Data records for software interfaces
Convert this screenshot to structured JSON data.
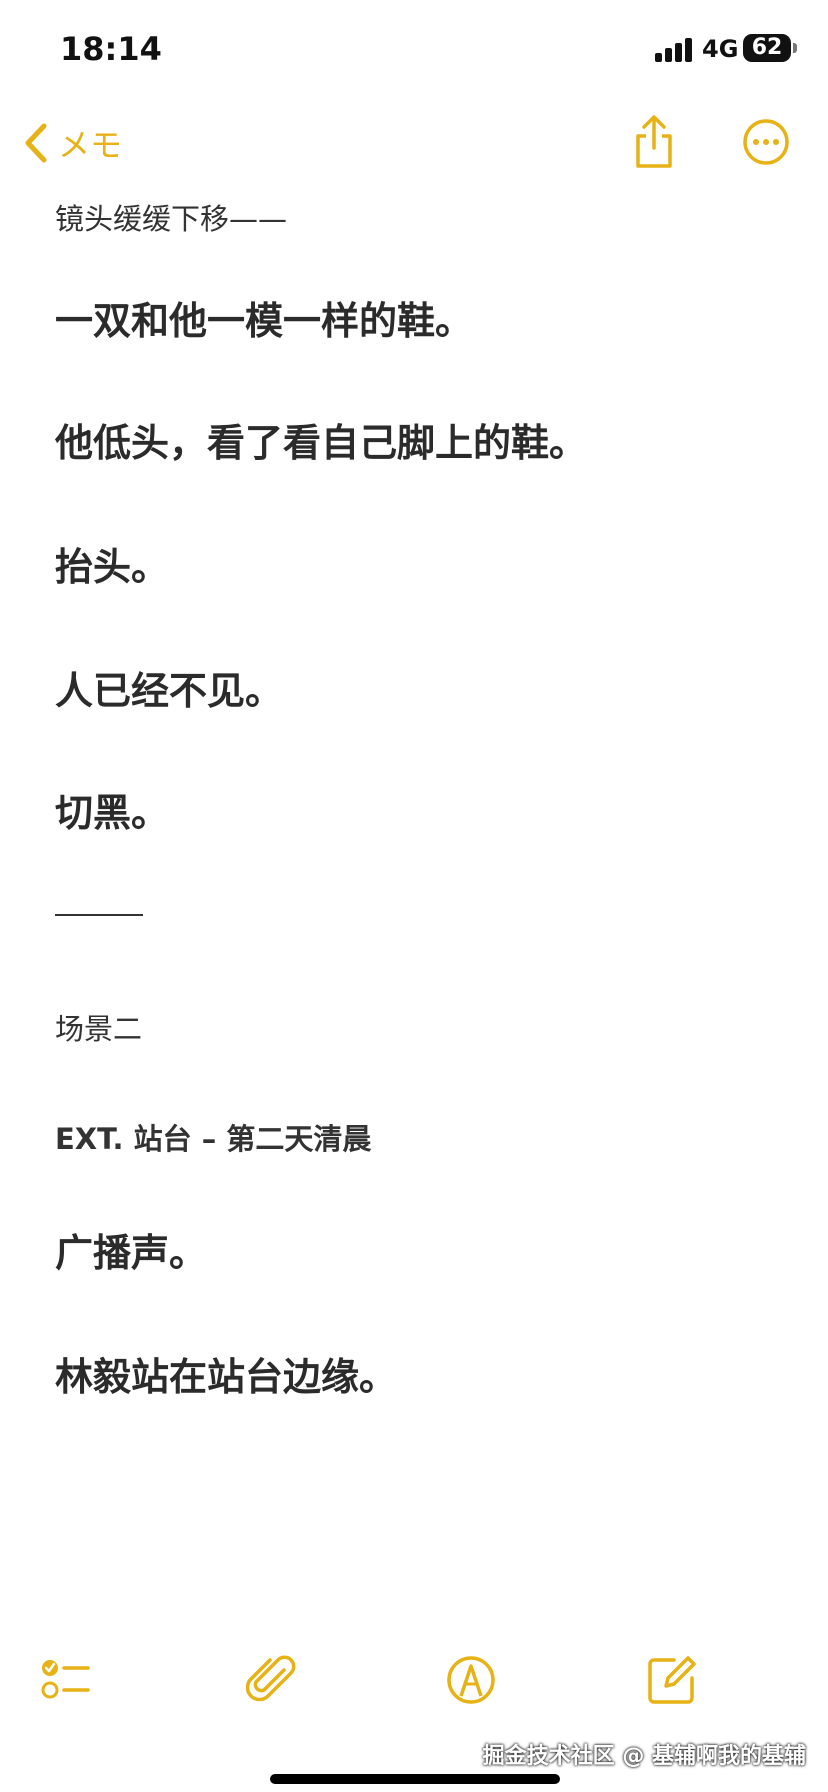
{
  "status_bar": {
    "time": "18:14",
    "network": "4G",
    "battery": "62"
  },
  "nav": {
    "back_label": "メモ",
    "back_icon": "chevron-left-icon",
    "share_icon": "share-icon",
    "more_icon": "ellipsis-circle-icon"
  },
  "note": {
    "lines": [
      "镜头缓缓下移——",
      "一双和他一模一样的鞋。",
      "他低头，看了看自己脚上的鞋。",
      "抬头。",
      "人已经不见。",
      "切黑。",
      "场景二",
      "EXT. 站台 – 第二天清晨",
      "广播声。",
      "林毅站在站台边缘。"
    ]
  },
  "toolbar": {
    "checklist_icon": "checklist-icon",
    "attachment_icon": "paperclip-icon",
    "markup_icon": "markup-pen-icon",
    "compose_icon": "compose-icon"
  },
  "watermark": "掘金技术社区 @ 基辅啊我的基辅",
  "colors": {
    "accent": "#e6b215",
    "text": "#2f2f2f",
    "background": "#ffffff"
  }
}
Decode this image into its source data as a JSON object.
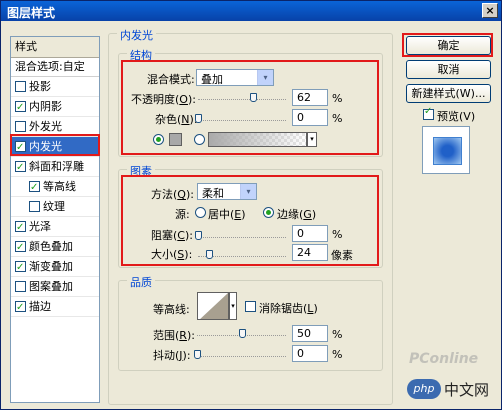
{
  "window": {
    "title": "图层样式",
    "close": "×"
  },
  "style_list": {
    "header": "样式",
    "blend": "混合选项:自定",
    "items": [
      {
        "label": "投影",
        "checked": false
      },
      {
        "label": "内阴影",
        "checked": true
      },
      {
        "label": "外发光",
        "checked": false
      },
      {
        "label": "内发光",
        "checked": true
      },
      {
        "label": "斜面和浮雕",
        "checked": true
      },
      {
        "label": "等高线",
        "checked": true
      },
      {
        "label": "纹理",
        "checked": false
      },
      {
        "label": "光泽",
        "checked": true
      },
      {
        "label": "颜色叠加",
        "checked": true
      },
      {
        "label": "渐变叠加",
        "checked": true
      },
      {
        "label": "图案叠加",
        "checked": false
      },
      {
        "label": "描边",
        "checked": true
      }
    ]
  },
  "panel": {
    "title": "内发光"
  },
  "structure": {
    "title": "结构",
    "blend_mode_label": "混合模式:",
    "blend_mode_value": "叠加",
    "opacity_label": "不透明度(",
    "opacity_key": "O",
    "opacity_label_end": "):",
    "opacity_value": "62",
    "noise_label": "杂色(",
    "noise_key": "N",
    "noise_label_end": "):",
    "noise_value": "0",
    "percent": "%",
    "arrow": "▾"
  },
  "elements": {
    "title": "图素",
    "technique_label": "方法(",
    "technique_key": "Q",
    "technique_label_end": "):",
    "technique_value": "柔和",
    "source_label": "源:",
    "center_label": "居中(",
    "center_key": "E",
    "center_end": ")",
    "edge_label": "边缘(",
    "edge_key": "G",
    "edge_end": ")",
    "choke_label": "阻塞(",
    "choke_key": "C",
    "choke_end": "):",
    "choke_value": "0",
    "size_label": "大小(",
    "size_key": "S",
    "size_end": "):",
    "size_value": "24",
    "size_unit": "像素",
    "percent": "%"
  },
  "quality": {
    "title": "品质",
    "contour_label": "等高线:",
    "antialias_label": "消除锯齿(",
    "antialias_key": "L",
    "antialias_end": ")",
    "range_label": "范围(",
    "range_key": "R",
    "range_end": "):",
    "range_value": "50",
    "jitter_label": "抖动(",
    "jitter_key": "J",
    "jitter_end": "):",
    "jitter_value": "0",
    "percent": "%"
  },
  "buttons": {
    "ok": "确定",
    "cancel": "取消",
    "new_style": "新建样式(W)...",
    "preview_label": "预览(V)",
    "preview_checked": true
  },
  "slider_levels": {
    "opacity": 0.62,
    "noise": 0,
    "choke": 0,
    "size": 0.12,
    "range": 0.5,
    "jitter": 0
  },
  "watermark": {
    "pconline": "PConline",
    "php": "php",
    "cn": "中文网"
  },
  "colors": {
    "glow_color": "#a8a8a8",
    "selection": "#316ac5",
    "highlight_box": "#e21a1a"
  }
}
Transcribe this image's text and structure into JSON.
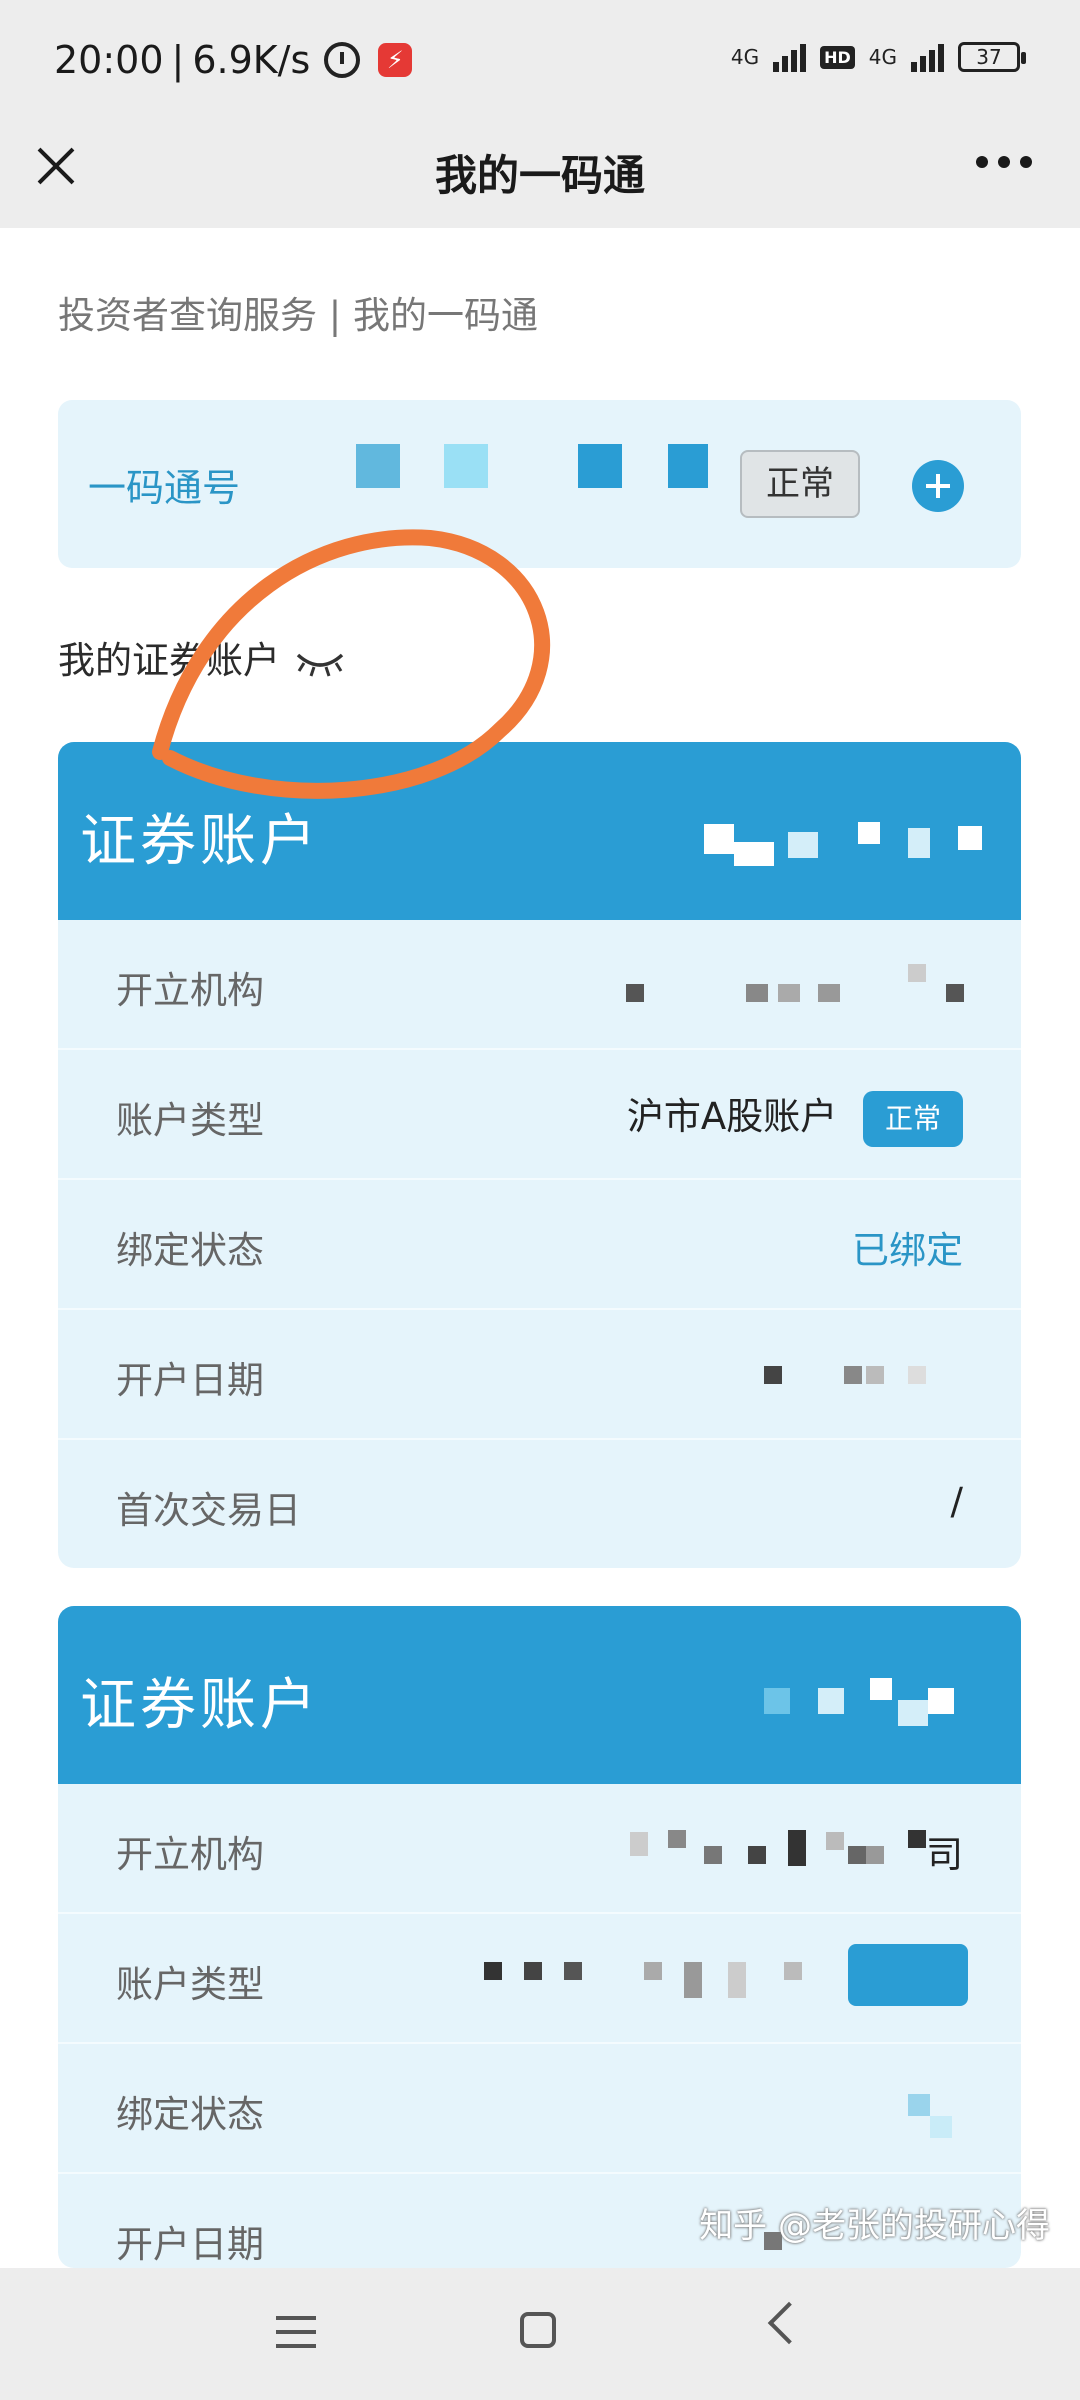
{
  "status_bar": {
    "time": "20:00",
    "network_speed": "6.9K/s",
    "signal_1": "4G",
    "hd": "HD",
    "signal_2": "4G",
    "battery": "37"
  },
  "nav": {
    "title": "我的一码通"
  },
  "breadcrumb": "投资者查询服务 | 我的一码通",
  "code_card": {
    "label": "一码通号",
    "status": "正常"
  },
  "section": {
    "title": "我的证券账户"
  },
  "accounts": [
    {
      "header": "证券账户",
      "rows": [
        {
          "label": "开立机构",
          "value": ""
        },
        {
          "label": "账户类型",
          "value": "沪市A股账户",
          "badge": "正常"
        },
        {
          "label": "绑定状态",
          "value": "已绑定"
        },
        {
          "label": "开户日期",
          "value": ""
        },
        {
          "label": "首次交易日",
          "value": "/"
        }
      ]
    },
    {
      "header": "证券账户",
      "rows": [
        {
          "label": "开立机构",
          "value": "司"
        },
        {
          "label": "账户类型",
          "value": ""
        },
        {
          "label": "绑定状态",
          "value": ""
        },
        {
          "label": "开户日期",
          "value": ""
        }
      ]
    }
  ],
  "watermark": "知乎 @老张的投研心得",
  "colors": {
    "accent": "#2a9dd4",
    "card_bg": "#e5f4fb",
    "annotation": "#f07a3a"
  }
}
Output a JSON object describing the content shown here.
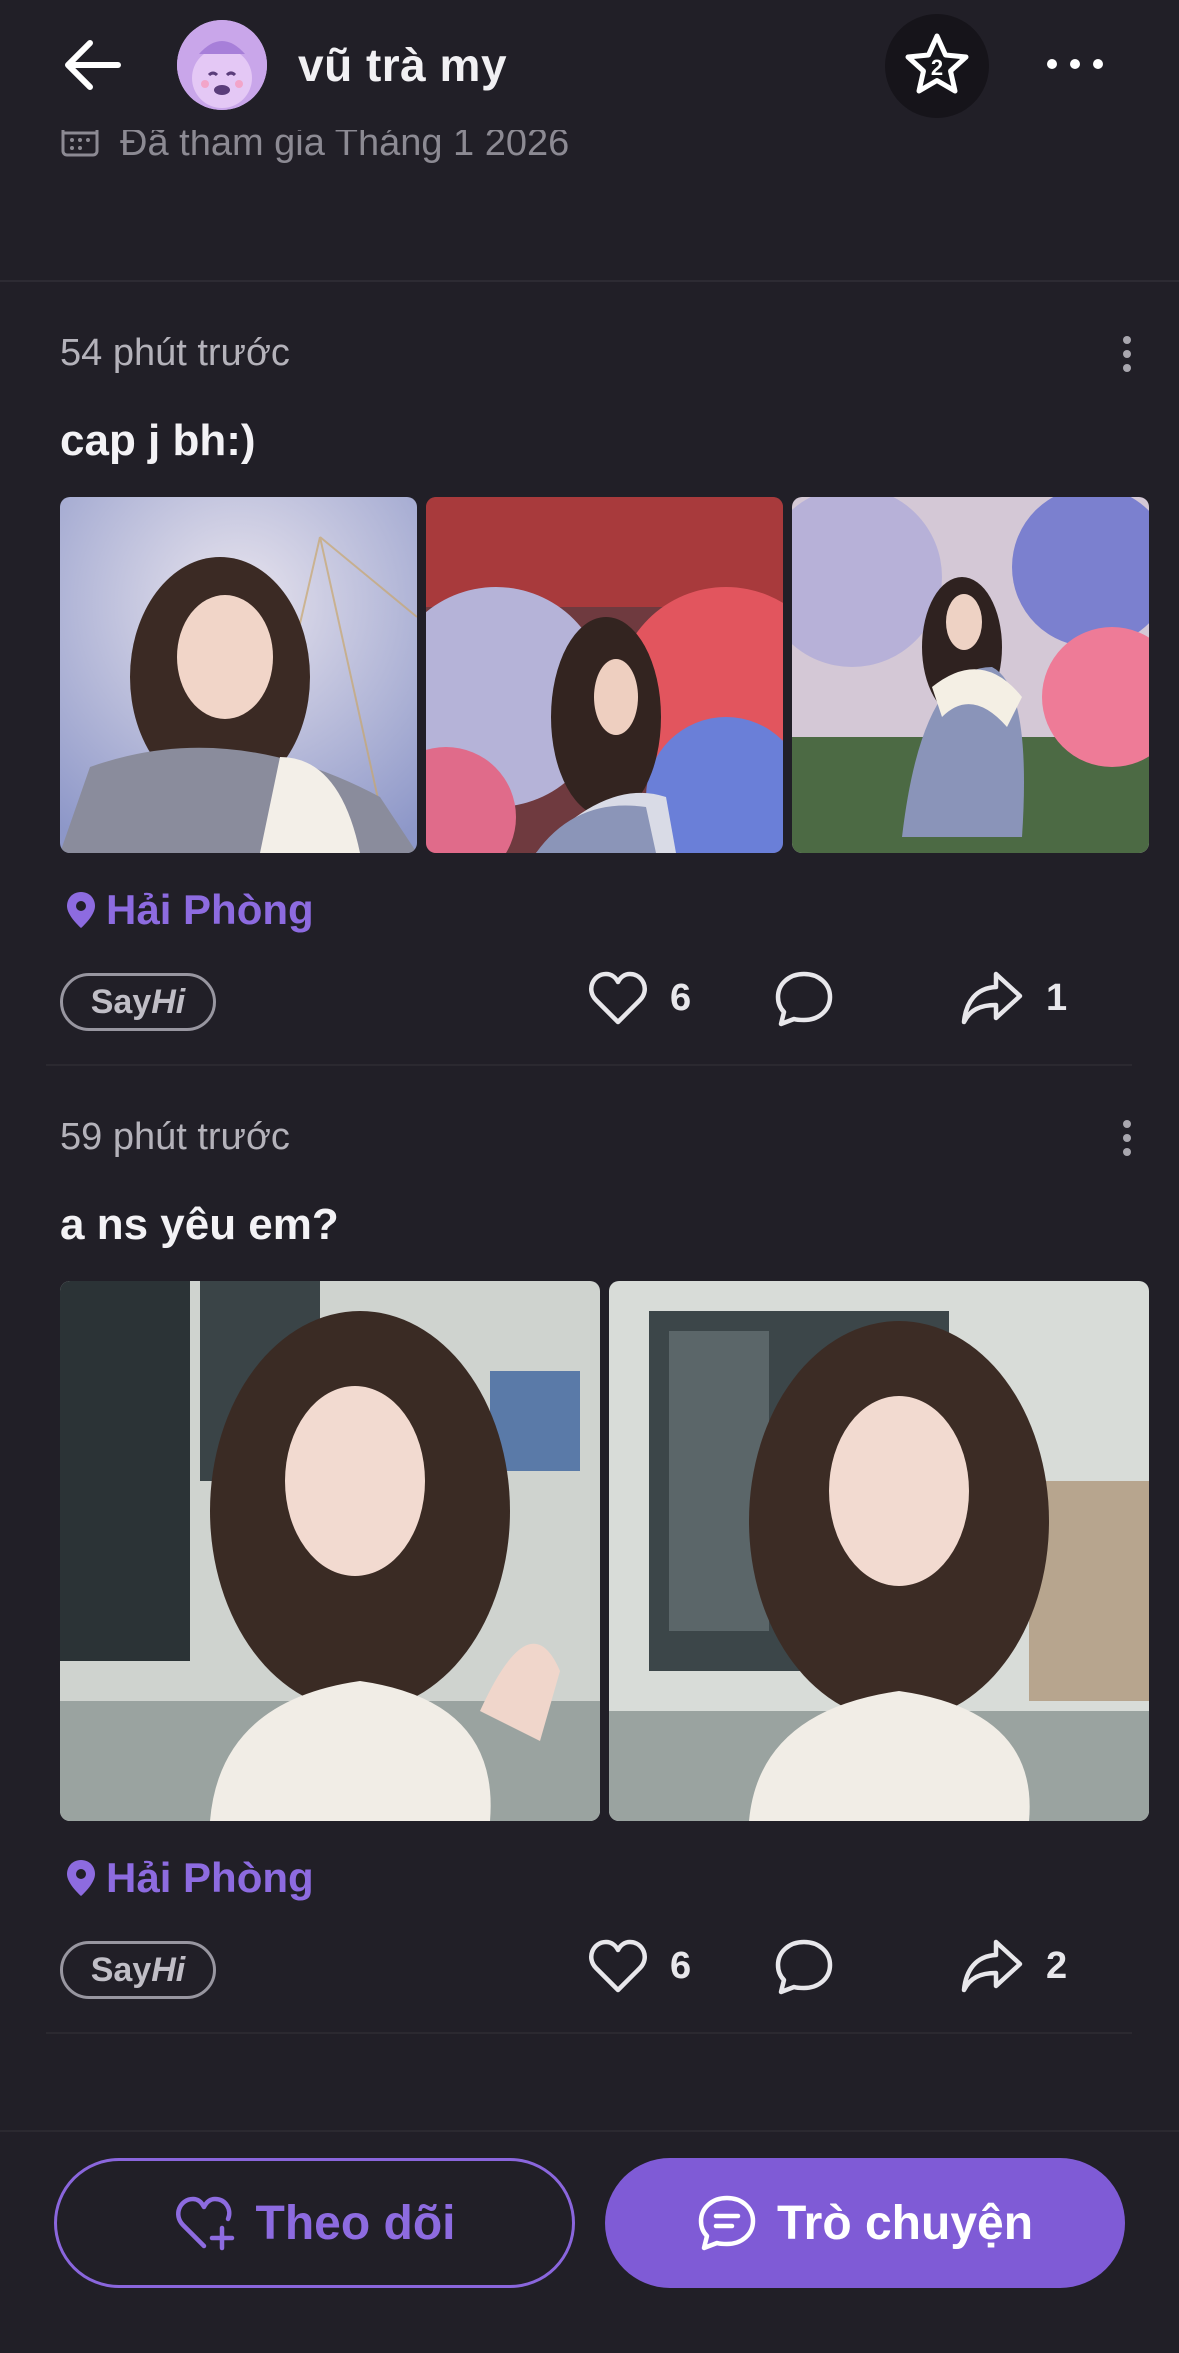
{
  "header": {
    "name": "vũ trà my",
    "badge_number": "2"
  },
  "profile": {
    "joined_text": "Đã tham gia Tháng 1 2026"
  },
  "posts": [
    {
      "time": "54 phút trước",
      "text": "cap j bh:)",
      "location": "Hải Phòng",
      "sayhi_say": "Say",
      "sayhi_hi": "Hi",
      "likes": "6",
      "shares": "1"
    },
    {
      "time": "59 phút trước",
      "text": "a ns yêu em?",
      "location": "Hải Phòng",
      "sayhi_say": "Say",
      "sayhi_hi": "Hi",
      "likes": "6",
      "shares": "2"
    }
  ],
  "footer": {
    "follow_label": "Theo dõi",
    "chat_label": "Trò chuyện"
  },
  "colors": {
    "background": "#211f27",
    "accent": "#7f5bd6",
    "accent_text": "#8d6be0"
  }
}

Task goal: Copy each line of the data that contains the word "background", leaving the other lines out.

Exercise output:
    "background": "#ffffff"
    "background": "#211f27",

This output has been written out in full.